MATERIAL SUPPLIED:
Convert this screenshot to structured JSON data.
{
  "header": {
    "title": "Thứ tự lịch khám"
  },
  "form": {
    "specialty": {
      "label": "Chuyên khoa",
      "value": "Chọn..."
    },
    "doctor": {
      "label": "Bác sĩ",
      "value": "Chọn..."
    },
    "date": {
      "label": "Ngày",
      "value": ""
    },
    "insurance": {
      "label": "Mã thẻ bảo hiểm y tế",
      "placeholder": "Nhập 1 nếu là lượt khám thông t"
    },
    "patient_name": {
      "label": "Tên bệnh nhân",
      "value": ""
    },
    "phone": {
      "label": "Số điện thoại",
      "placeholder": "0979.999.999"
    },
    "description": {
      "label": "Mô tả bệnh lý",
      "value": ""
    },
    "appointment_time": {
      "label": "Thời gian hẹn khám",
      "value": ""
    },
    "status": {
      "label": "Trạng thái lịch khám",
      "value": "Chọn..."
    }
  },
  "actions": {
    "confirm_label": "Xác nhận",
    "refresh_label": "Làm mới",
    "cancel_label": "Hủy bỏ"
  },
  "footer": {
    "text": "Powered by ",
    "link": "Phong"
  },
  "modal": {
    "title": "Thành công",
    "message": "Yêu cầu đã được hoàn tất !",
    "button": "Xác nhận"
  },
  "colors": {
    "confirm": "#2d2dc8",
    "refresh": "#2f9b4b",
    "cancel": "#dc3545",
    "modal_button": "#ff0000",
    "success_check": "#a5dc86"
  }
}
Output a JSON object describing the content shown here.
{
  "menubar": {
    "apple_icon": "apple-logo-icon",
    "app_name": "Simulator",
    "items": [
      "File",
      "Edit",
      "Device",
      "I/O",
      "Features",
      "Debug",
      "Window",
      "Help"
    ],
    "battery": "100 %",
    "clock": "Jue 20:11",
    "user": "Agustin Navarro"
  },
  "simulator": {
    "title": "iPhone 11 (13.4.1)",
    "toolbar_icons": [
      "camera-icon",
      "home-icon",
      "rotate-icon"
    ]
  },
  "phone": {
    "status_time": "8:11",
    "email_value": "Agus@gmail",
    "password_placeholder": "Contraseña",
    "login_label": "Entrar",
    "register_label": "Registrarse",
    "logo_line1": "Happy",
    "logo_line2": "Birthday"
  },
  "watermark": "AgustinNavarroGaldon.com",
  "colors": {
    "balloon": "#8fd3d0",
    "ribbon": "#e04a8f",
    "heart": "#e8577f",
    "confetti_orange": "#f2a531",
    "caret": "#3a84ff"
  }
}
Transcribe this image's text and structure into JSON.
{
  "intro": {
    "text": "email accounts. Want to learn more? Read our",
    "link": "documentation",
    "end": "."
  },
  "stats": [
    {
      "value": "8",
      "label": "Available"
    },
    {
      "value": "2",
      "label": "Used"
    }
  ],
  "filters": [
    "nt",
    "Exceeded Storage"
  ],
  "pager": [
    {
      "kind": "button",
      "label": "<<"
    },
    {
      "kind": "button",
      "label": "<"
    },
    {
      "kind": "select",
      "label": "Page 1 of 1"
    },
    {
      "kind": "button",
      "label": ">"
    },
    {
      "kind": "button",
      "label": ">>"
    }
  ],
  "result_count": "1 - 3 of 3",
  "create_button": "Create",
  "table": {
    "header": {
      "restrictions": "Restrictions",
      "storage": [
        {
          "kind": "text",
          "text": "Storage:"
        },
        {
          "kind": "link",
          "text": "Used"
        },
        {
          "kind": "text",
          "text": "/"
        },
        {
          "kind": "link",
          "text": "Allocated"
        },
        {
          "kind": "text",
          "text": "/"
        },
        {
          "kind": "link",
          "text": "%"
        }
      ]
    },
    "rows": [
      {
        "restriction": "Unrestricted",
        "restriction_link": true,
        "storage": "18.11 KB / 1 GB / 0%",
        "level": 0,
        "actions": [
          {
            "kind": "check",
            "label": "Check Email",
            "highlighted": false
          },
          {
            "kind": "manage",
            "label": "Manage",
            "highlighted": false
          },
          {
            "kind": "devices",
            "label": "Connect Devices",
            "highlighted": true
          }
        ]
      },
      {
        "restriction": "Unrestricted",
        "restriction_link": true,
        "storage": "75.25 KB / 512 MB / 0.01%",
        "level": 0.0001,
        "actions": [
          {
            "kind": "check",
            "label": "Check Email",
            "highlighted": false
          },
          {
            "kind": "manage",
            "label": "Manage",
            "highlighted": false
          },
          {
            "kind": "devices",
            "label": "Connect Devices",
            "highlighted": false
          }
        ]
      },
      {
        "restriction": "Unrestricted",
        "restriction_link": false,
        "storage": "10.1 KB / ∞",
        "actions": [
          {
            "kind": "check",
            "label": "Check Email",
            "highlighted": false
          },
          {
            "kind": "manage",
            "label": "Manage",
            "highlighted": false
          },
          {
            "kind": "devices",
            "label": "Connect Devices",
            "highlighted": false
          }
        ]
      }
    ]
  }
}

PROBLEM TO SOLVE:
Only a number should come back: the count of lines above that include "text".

RESPONSE TO THIS TASK:
12